    S25:        0-255    DTR delay (10s of ms)

    S30:        0-255    Inactivity time before hangup (10s of seconds)

    S32:        0-255    Holds ASCII value of XON character

    S33:        0-255    Holds ASCII value of XOFF character

Well, that's about it for the technical information on modems. As you can
see, it's really not terribly complicated material.

At this point, you have probably read and understood most of this, but you
might still be wondering exactly how it all fits together. What commands do
you send when? How do you use all of this jargon about S-registers and
response codes?

In a very simple model, you need only to initialize the modem, to make a
connection to a remote machine, and then to send your data out the serial
port. Most of the information provided in this article, you probably won't
use in your first modem experimentation. Modem initialization for various
modems will vary, but in general, to initialize the modem, send over at
least ATZ, which will set it up using the default profile. If you plan to
be transfering raw data with no error correction or interferance from the
modem, as you might in a game, send an AT&Q0 (direct asynchronous mode
select) to the modem. You might also choose to send specific initialization
strings to specific forms of modems. See for some information if you
choose to do this.
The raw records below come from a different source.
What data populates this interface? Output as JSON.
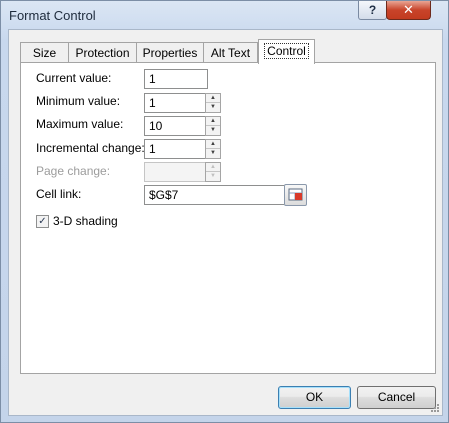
{
  "window": {
    "title": "Format Control",
    "help_label": "?",
    "close_label": "✕"
  },
  "tabs": [
    {
      "label": "Size"
    },
    {
      "label": "Protection"
    },
    {
      "label": "Properties"
    },
    {
      "label": "Alt Text"
    },
    {
      "label": "Control",
      "active": true
    }
  ],
  "fields": {
    "current_value": {
      "label": "Current value:",
      "value": "1"
    },
    "minimum_value": {
      "label": "Minimum value:",
      "value": "1"
    },
    "maximum_value": {
      "label": "Maximum value:",
      "value": "10"
    },
    "incremental_change": {
      "label": "Incremental change:",
      "value": "1"
    },
    "page_change": {
      "label": "Page change:",
      "value": "",
      "disabled": true
    },
    "cell_link": {
      "label": "Cell link:",
      "value": "$G$7"
    }
  },
  "shading": {
    "label": "3-D shading",
    "checked": true,
    "check_glyph": "✓"
  },
  "icons": {
    "spin_up": "▲",
    "spin_down": "▼",
    "ref": "range-select-icon"
  },
  "buttons": {
    "ok": "OK",
    "cancel": "Cancel"
  }
}
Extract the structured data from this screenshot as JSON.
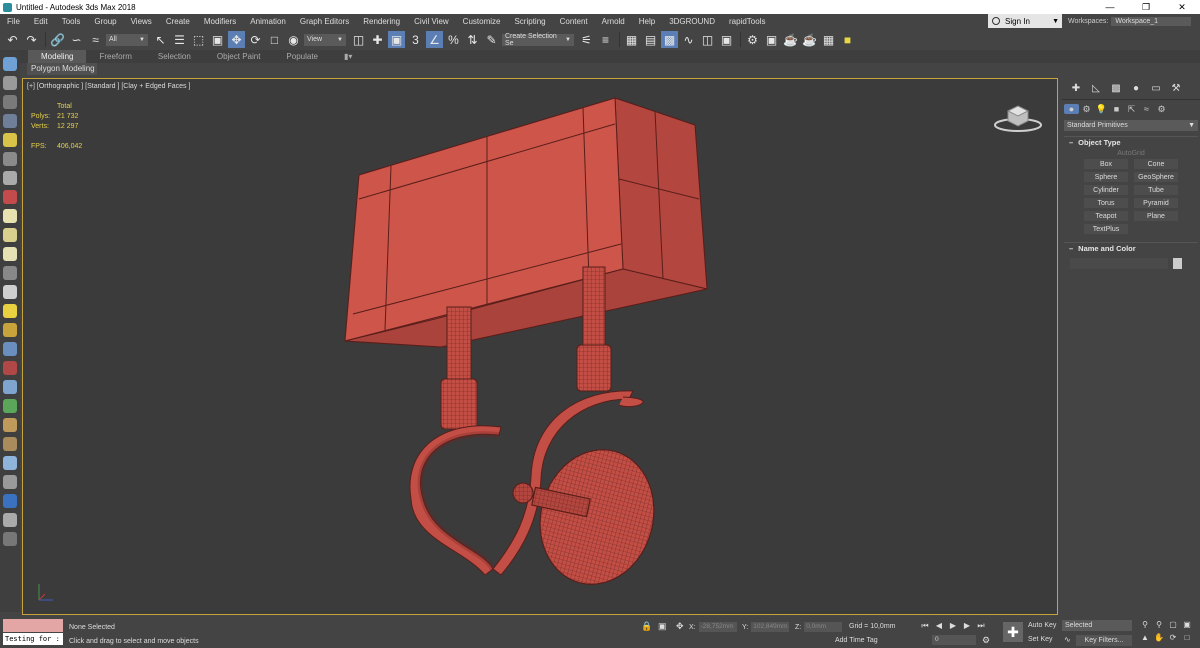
{
  "window": {
    "title": "Untitled - Autodesk 3ds Max 2018"
  },
  "menu": [
    "File",
    "Edit",
    "Tools",
    "Group",
    "Views",
    "Create",
    "Modifiers",
    "Animation",
    "Graph Editors",
    "Rendering",
    "Civil View",
    "Customize",
    "Scripting",
    "Content",
    "Arnold",
    "Help",
    "3DGROUND",
    "rapidTools"
  ],
  "account": {
    "signin": "Sign In",
    "workspaces_label": "Workspaces:",
    "workspace": "Workspace_1"
  },
  "toolbar": {
    "selection_filter": "All",
    "ref_coord": "View",
    "named_selection": "Create Selection Se",
    "snap_label": "3"
  },
  "ribbon": {
    "tabs": [
      "Modeling",
      "Freeform",
      "Selection",
      "Object Paint",
      "Populate"
    ],
    "sub": "Polygon Modeling"
  },
  "viewport": {
    "label": "[+] [Orthographic ] [Standard ] [Clay + Edged Faces ]",
    "stats": {
      "header": "Total",
      "polys_label": "Polys:",
      "polys": "21 732",
      "verts_label": "Verts:",
      "verts": "12 297",
      "fps_label": "FPS:",
      "fps": "406,042"
    },
    "colors": {
      "model_fill": "#c9534a",
      "model_edge": "#5a1e1a",
      "border": "#c8a23a"
    }
  },
  "command_panel": {
    "category": "Standard Primitives",
    "object_type_title": "Object Type",
    "autogrid": "AutoGrid",
    "buttons": [
      "Box",
      "Cone",
      "Sphere",
      "GeoSphere",
      "Cylinder",
      "Tube",
      "Torus",
      "Pyramid",
      "Teapot",
      "Plane",
      "TextPlus"
    ],
    "name_color_title": "Name and Color"
  },
  "status": {
    "script_text": "Testing for :",
    "selection": "None Selected",
    "prompt": "Click and drag to select and move objects",
    "x_label": "X:",
    "x": "-28,752mm",
    "y_label": "Y:",
    "y": "102,849mm",
    "z_label": "Z:",
    "z": "0,0mm",
    "grid": "Grid = 10,0mm",
    "add_time_tag": "Add Time Tag",
    "frame": "0",
    "auto_key": "Auto Key",
    "set_key": "Set Key",
    "selected": "Selected",
    "key_filters": "Key Filters..."
  }
}
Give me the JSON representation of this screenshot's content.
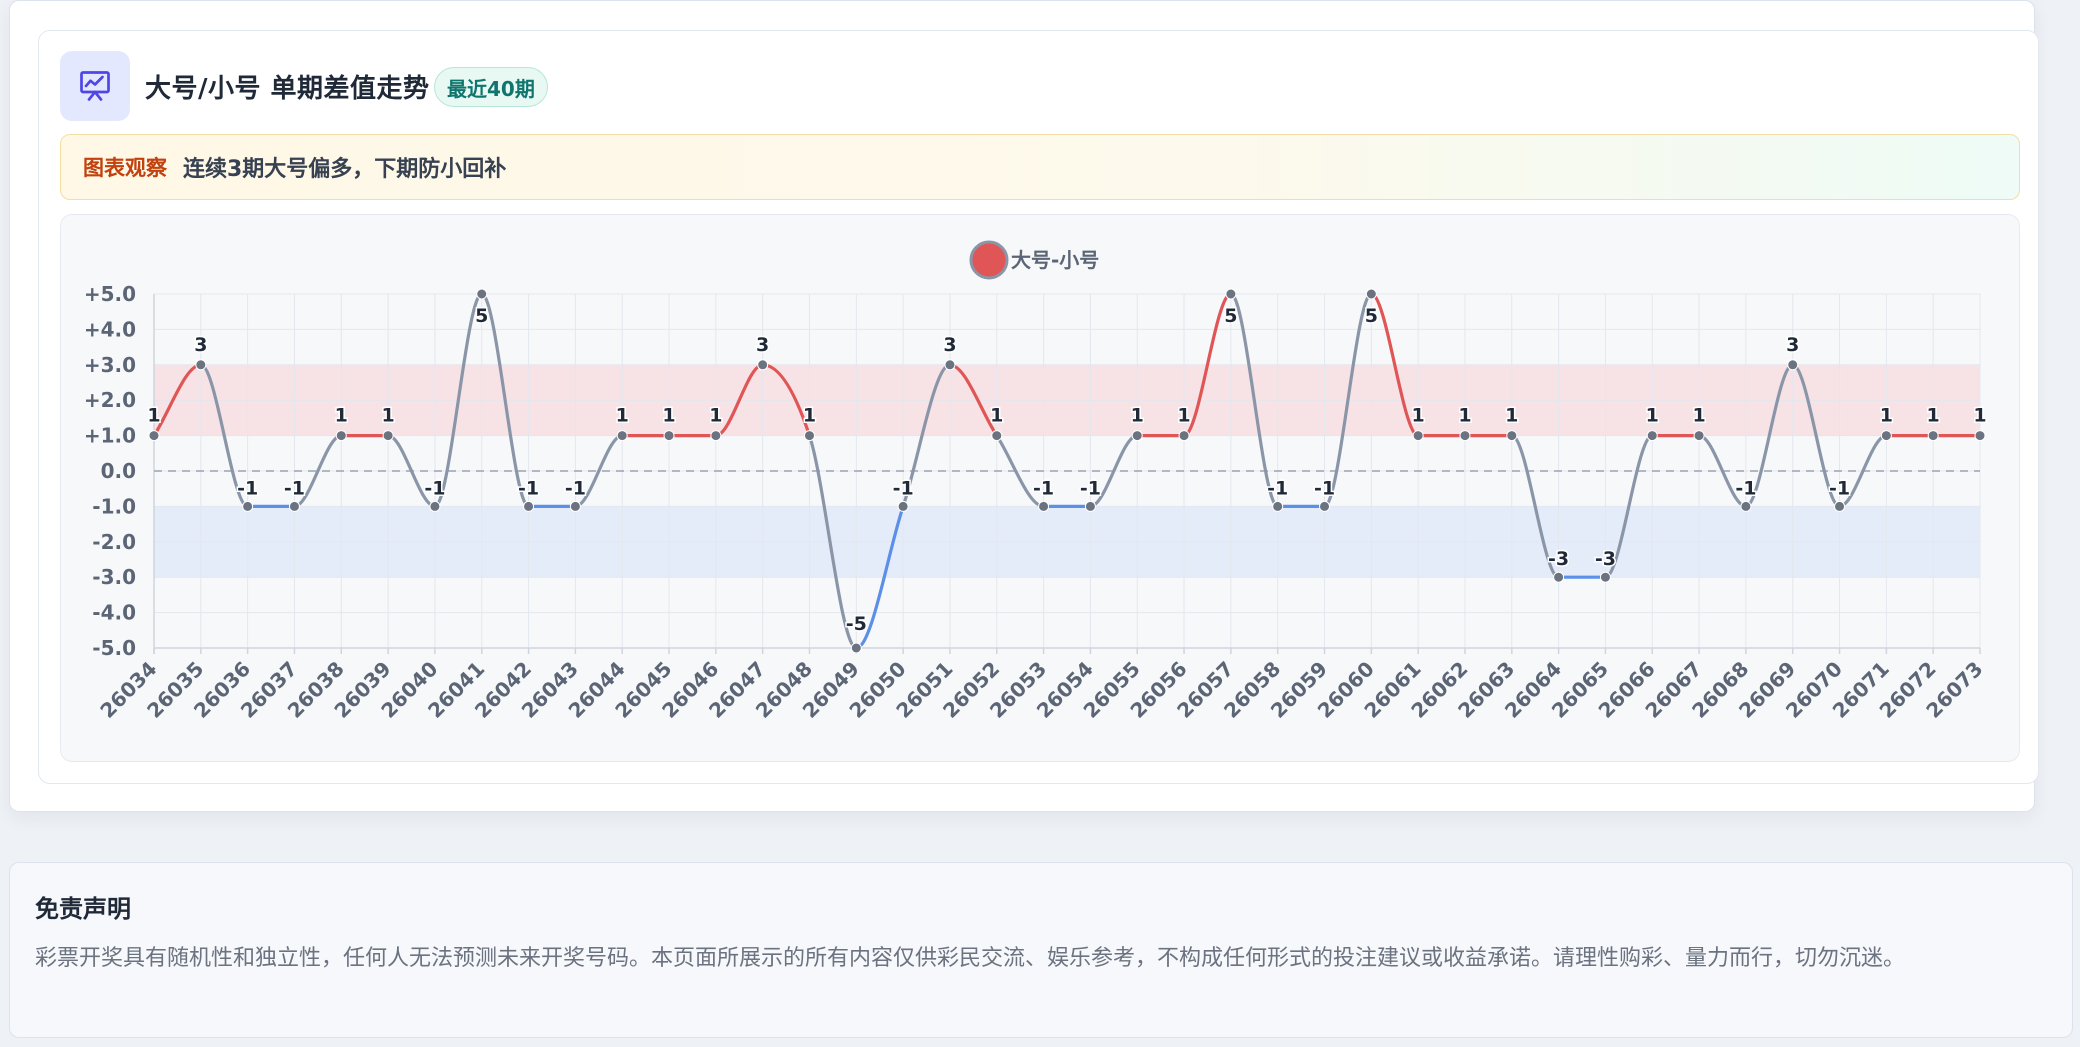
{
  "section": {
    "title": "大号/小号 单期差值走势",
    "badge": "最近40期",
    "observe_label": "图表观察",
    "observe_text": "连续3期大号偏多，下期防小回补"
  },
  "disclaimer": {
    "title": "免责声明",
    "text": "彩票开奖具有随机性和独立性，任何人无法预测未来开奖号码。本页面所展示的所有内容仅供彩民交流、娱乐参考，不构成任何形式的投注建议或收益承诺。请理性购彩、量力而行，切勿沉迷。"
  },
  "colors": {
    "positive": "#e05555",
    "negative": "#5b8fe8",
    "neutral": "#8a96a8",
    "band_positive": "#f7e3e6",
    "band_negative": "#e5ecf9"
  },
  "chart_data": {
    "type": "line",
    "title": "",
    "xlabel": "",
    "ylabel": "",
    "ylim": [
      -5,
      5
    ],
    "yticks": [
      5,
      4,
      3,
      2,
      1,
      0,
      -1,
      -2,
      -3,
      -4,
      -5
    ],
    "ytick_labels": [
      "+5.0",
      "+4.0",
      "+3.0",
      "+2.0",
      "+1.0",
      "0.0",
      "-1.0",
      "-2.0",
      "-3.0",
      "-4.0",
      "-5.0"
    ],
    "legend": {
      "position": "top-center"
    },
    "grid": true,
    "bands": [
      {
        "from": 1,
        "to": 3,
        "kind": "positive"
      },
      {
        "from": -3,
        "to": -1,
        "kind": "negative"
      }
    ],
    "zero_line": "dashed",
    "categories": [
      "26034",
      "26035",
      "26036",
      "26037",
      "26038",
      "26039",
      "26040",
      "26041",
      "26042",
      "26043",
      "26044",
      "26045",
      "26046",
      "26047",
      "26048",
      "26049",
      "26050",
      "26051",
      "26052",
      "26053",
      "26054",
      "26055",
      "26056",
      "26057",
      "26058",
      "26059",
      "26060",
      "26061",
      "26062",
      "26063",
      "26064",
      "26065",
      "26066",
      "26067",
      "26068",
      "26069",
      "26070",
      "26071",
      "26072",
      "26073"
    ],
    "series": [
      {
        "name": "大号-小号",
        "values": [
          1,
          3,
          -1,
          -1,
          1,
          1,
          -1,
          5,
          -1,
          -1,
          1,
          1,
          1,
          3,
          1,
          -5,
          -1,
          3,
          1,
          -1,
          -1,
          1,
          1,
          5,
          -1,
          -1,
          5,
          1,
          1,
          1,
          -3,
          -3,
          1,
          1,
          -1,
          3,
          -1,
          1,
          1,
          1
        ]
      }
    ]
  }
}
Connecting to a remote machine is also trivial. You just send over the
appropriate ATD command to dial the remote machine's phone number, and wait
for a modem response code that indicates that a connection was made (CONNET
{baud} or CARRIER {baud}). Then you simply proceed to send data out the
serial port, and read from the serial port in order to receive data. That's
really all you need to know to develop a basic modem communications